* What this task involves: Report each line from the entries in which "number" can be found.

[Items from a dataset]

============

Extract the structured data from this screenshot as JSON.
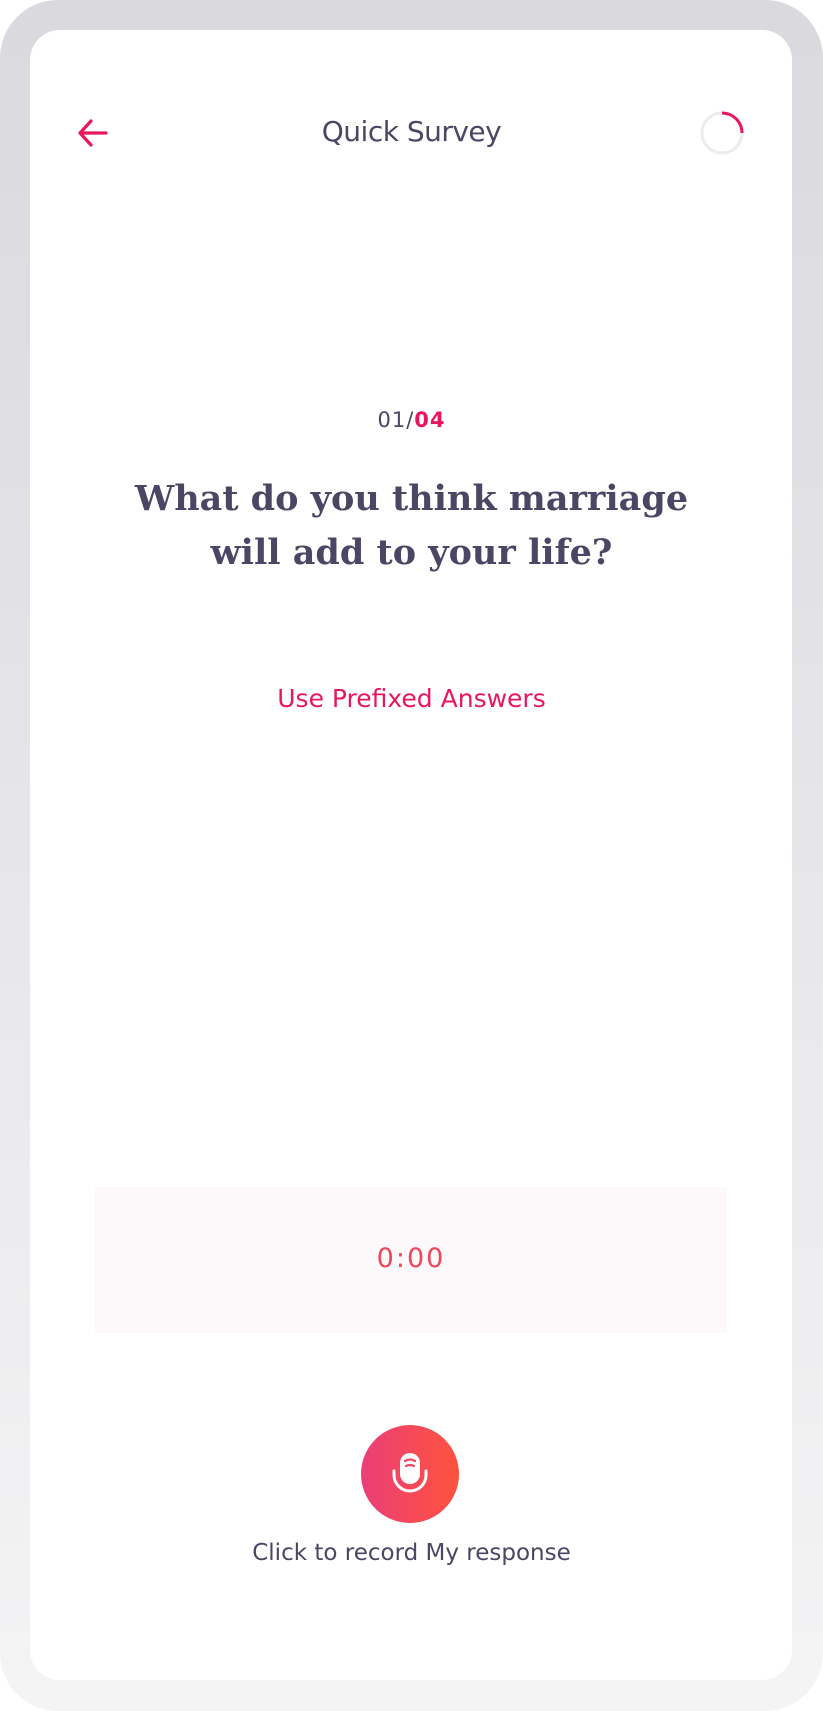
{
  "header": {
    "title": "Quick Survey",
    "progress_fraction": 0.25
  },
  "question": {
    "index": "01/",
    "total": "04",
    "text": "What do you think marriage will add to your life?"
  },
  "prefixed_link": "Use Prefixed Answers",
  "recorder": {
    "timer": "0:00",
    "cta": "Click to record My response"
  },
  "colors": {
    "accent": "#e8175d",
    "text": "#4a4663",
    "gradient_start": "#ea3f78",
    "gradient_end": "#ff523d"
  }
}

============

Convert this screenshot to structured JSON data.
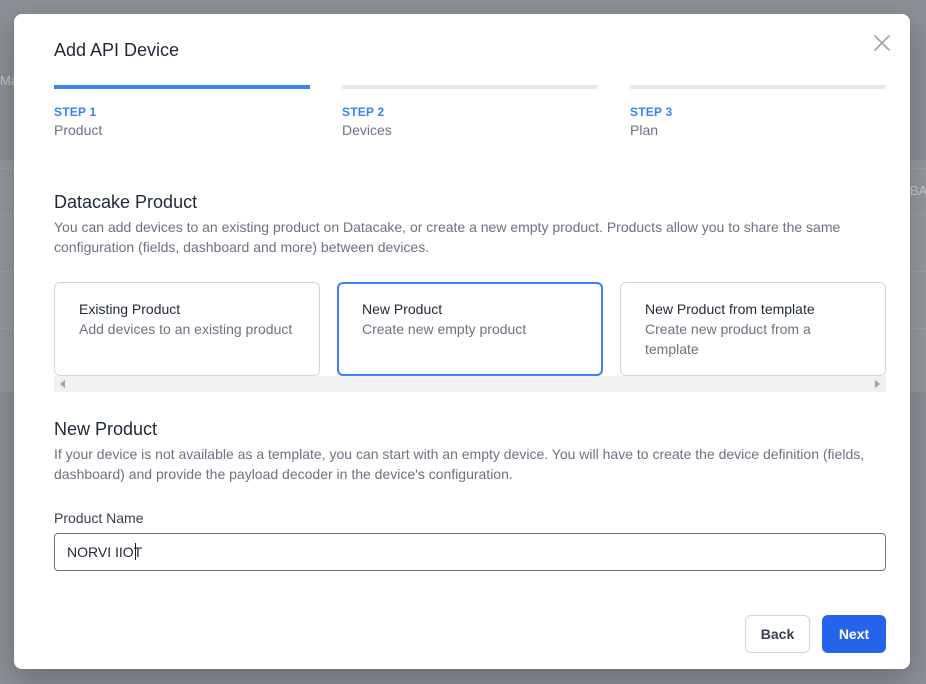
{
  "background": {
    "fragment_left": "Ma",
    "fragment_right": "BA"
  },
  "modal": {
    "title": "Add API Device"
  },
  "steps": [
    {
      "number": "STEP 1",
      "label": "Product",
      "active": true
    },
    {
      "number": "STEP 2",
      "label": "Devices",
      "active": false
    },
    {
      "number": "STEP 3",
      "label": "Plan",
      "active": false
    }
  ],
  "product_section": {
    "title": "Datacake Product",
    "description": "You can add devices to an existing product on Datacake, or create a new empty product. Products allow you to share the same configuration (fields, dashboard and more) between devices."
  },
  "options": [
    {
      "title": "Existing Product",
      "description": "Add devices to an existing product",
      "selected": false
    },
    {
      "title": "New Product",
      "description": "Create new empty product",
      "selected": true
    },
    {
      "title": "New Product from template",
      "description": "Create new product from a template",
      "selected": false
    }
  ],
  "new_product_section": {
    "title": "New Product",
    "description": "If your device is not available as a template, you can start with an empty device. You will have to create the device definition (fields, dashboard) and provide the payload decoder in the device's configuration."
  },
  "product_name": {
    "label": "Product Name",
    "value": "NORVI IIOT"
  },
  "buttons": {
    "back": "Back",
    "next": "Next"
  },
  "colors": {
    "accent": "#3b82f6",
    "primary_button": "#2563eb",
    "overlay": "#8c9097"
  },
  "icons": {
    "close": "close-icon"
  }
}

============

* Finished task:
      "number": "STEP 1",
      "number": "STEP 2",
      "number": "STEP 3",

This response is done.